OPINION

June 19, 1959

COLD WAR: London – East-West relations entered a new crucial phase today as Soviet leader Nikita Khrushchev rejected the West’s proposals for Berlin, setting a deadline of 30 months for the West to quit the city. He threatened that he would sign a separate peace treaty with East Germany if the Western powers did not accept the existence of two Germanies and if West Germany did not agree to negotiate a treaty on that basis. He warned the West that if they tried to maintain their occupation (of Berlin), the Soviet Union would support East Germany. Khrushchev’s statement was seen as a coup de grace for the Geneva summit between the USA, the USSR, Britain and France. Soviet Foreign Minister Andrei Gromyko reiterated Khrushchev’s words to his Western counterparts and submitted a proposal. Under the circumstances, the West decided to postpone the summit until July 13 in the hope that, in the meantime, these views might be reconsidered.

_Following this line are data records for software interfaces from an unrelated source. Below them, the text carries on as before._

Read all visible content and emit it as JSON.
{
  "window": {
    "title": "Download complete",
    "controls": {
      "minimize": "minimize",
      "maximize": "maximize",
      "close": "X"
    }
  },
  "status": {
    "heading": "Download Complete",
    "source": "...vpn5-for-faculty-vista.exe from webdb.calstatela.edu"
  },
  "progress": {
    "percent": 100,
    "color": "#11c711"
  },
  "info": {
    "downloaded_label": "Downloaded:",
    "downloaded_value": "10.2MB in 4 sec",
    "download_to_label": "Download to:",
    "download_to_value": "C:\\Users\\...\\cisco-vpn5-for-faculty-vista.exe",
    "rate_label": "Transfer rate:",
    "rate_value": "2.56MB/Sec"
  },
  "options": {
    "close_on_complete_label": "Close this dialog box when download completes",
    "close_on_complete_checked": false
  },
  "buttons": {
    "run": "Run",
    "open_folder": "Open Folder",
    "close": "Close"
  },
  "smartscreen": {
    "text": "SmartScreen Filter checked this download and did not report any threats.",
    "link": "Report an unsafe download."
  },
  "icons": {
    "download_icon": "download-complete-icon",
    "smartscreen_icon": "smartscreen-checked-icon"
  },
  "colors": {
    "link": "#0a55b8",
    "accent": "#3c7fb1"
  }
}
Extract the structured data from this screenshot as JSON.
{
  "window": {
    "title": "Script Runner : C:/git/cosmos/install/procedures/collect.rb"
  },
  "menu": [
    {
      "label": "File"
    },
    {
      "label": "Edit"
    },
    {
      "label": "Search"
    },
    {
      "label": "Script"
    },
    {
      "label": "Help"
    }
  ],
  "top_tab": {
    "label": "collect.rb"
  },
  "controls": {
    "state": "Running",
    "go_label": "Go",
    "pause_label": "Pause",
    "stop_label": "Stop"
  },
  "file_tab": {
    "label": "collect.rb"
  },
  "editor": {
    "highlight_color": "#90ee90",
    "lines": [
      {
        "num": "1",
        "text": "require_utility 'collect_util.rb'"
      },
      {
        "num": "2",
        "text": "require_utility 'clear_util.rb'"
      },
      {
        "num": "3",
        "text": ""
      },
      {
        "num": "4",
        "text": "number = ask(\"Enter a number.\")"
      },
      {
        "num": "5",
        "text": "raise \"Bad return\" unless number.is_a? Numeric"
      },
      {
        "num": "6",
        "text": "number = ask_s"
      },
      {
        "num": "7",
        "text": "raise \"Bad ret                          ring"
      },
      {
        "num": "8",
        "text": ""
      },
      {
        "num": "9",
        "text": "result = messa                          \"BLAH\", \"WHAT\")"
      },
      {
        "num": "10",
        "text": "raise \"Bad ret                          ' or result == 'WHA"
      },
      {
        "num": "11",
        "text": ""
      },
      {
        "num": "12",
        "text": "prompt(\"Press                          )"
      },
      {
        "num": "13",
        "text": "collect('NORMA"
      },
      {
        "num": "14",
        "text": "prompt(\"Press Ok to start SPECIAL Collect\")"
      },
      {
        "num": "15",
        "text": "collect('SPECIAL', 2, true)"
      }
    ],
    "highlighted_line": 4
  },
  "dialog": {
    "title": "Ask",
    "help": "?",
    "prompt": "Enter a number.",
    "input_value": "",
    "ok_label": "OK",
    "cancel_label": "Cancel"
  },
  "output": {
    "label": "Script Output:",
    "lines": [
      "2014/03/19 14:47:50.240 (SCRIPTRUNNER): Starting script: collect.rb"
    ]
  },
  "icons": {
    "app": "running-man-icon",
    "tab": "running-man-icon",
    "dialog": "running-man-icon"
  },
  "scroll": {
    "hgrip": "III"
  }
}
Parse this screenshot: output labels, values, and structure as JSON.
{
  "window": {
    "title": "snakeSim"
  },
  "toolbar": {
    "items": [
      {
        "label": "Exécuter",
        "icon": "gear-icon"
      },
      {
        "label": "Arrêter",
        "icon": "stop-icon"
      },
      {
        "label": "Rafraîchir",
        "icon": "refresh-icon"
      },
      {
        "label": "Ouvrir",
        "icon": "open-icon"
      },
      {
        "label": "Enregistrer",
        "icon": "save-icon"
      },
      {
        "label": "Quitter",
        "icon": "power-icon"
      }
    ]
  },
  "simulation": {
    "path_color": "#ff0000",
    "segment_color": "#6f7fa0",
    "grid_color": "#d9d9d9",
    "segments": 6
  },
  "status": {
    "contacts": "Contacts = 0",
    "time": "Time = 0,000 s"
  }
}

Following these dramatic developments, British Prime Minister Harold Macmillan brought forward his departure for Washington for a meeting with the US and French presidents.